Last year’s food issue of the ptownie Guide included some of our favorite recipes from local eateries. Just to tempt you into the 2021 season, here are a few of them for you to try at home:
- 1 pound Brussel sprouts, loose or discolored leaves peeled away, nubby end trimmed off, cut in half lengthwise
- 1 cup fish sauce
- 1/2 cup water
- 1/4 cup rice wine vinegar
- 1/4 cup of lime juice
- 1/2 cup sugar
- 2 garlic cloves, minced
- 4 Fresno chile peppers, diced very small, seeds included if you like the heat, scraped out if you don’t. If you can’t find Fresnos, any other hot pepper will do. Just make sure to adjust the amount of chilis depending on how hot they are and how much heat you like.
- 1/2 bunch cilantro, torn or roughly chopped, stems included
- Canola oil
- Make the sauce ahead of time if you can, at least an hour in advance. If you can’t, no big deal. Pour the fish sauce, water, rice wine vinegar and lime juice into a bowl. Add the sugar and whisk until the sugar is dissolved. Add the minced garlic and hot peppers and let sit for at least an hour to give the ingredients a chance to meld.
- When you’re ready to cook your Brussels sprouts, preheat your oven to 400 degrees. Place your sprouts flat, cut side down, into a big saute pan or cast iron skillet. Then place the pan on the stove and turn on the heat to high. Let the pan get very hot. You’ll know it’s ready when you hear the sprouts really start to let out some steam.

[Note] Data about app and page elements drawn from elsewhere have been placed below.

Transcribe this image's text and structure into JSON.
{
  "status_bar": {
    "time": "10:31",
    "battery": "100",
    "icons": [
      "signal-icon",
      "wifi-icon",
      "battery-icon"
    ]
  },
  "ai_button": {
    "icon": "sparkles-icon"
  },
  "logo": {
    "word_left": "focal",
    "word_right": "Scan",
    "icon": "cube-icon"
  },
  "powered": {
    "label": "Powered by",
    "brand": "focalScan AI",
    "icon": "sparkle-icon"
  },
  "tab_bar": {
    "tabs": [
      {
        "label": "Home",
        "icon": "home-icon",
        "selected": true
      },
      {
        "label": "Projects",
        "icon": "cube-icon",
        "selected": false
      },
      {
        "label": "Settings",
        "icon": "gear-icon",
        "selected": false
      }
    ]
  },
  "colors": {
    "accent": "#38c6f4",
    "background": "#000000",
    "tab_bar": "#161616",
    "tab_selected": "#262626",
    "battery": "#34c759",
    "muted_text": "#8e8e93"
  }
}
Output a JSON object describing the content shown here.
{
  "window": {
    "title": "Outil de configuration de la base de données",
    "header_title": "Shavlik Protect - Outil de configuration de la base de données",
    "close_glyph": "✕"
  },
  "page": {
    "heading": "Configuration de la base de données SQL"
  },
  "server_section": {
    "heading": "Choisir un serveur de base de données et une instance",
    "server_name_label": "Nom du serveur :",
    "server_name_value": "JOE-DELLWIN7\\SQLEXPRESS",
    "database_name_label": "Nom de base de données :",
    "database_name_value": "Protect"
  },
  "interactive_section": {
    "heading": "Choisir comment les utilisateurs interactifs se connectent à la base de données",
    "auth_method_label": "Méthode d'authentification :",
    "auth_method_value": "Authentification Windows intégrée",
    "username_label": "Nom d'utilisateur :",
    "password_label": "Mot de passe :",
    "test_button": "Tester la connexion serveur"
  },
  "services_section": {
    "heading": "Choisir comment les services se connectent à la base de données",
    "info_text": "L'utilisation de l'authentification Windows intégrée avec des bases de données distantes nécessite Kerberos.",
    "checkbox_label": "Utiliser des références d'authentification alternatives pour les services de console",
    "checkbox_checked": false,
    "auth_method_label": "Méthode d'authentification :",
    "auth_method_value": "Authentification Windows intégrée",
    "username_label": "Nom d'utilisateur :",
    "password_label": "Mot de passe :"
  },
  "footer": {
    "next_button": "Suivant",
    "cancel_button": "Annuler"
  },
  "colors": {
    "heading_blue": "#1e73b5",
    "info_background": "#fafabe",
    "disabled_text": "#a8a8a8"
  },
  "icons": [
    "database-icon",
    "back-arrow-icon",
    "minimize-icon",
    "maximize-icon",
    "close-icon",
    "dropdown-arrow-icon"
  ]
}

- Working quickly, pour enough canola oil into the pan so that all of the sprouts are frying in a shallow layer of oil. Let the sprouts fry for about 3 minutes, until the flat sides turn a dark golden brown. Don’t fidget with them. Just let them go. As the sprouts are frying, remember not to stand too close to the pan — they tend to spit and splatter as they fry.
- When the flat sides of the sprouts are nice and golden brown, transfer the pan into the preheated oven.
- Roast the sprouts until they’re cooked through, about 2 1/2-3 minutes.
- Transfer your sprouts into a bowl. Give your sauce a good stir to make sure you don’t have any undissolved sugar sitting at the bottom and then ladle enough to coat your sprouts, but not enough to drown them. Top with cilantro and enjoy.
- 4 – 6 ounces freshly cooked knuckle and claw lobster meat, roughly chopped
- 3 tablespoons clarified butter*, melted, plus more for serving
- Pinch kosher salt
- 2 lemon wedges
- One 6-ounce top-sliced lobster roll, toasted
- Heat 2 tablespoons of the butter in a medium non-stick skillet over medium heat until hot.
- Add the lobster and cook until the butter begins to sizzle.
- Using a silicone spatula, gently toss the lobster until heated through, 3 to 4 minutes.
- If the butter has been absorbed by the lobster, add another tablespoon of butter until well coated and hot.
- Remove from the heat, add a small pinch of salt and squeeze one lemon wedge over the lobster meat.
- Fill the roll with the hot lobster and serve additional butter and lemon on the side.
*To clarify butter, put 1 stick in a small saucepan over medium heat and cook, without stirring, until it begins to bubble. Continue cooking (do not stir) until the white fat solids settle to the bottom of the pan. Remove from the heat and pour the clear, clarified butter into a bowl, leaving the milky fat solids behind. Clarified butter can be stored in the refrigerator, covered, for up to 2 weeks.
- 1 pound black truffle butter
- 16 ounces all-purpose flour
- 4 quarts heavy cream
- 1 quart of milk (approximately)
- Salt to taste
- Melt butter over low heat and flour.
- Cook until just bubbly.
- Add heavy cream slowly while whisking continuously.
- Thin with milk to desired consistency.
- Salt to taste.
- We like to use this for Black Truffle Croque Monsieur and flatbreads.
Check out our list of Provincetown Restaurants here.